The program is called Muslim Voices and will be launched next month at libraries in the Detroit area as part of a three-year program. 

Older children and teens will read books about characters around the world who happen to be Muslim.

Erika Halstead is senior program officer at the New York Council for the Humanities, the organization launching the program.

She says a key goal is to expose kids to books featuring Muslim protagonists that they might not otherwise read.

"We wanted to make sure that American Muslim kids, who are taught the literature of Europeans and Americans every day, also see themselves as part of the larger tapestry of American literature." 

Halstead says a main goal is to emphasize the shared values of humanity between Muslims and non-Muslims.

"Whatever religion we come from, whatever culture we come from, we are all human, and many of our books also talk about American Muslims.

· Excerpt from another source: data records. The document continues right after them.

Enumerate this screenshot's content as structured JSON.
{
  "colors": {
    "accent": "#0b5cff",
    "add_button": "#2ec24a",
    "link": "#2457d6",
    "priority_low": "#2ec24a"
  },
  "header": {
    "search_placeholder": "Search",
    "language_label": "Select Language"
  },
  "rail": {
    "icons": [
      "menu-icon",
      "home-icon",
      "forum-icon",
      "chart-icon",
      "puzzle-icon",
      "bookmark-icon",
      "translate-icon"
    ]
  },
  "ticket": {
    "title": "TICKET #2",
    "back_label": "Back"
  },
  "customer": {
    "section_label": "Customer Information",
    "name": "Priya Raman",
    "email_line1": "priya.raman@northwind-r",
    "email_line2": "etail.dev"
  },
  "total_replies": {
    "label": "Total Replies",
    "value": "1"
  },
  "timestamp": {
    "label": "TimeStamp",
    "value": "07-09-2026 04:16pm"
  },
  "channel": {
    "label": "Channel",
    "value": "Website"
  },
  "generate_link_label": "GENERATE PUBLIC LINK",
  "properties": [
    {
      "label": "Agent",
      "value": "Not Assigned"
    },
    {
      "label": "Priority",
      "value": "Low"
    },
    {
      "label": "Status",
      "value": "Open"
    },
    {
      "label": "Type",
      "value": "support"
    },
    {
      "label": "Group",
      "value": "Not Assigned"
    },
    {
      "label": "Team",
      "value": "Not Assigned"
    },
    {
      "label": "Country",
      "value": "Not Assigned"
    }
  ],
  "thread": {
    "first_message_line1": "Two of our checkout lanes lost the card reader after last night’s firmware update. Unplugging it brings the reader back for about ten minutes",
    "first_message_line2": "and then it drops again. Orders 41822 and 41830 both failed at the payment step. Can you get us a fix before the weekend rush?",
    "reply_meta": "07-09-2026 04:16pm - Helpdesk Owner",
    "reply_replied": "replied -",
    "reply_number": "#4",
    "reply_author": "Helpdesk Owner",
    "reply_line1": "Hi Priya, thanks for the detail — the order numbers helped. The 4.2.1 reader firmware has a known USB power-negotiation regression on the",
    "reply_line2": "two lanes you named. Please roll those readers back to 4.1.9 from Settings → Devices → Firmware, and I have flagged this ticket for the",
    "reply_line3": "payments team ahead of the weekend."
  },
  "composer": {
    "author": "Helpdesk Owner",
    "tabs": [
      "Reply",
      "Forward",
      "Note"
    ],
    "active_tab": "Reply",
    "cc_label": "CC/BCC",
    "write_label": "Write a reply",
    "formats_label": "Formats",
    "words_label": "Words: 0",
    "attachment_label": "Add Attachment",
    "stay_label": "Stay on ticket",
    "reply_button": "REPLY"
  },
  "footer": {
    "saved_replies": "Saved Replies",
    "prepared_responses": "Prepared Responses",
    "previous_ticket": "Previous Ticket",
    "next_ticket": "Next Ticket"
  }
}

And obviously as Americans we share a common value system, a common point of reference."

New York and Oklahoma are also testing the Muslim Voices program.

The New York humanities group received a grant for the project from the National Endowment for the Humanities.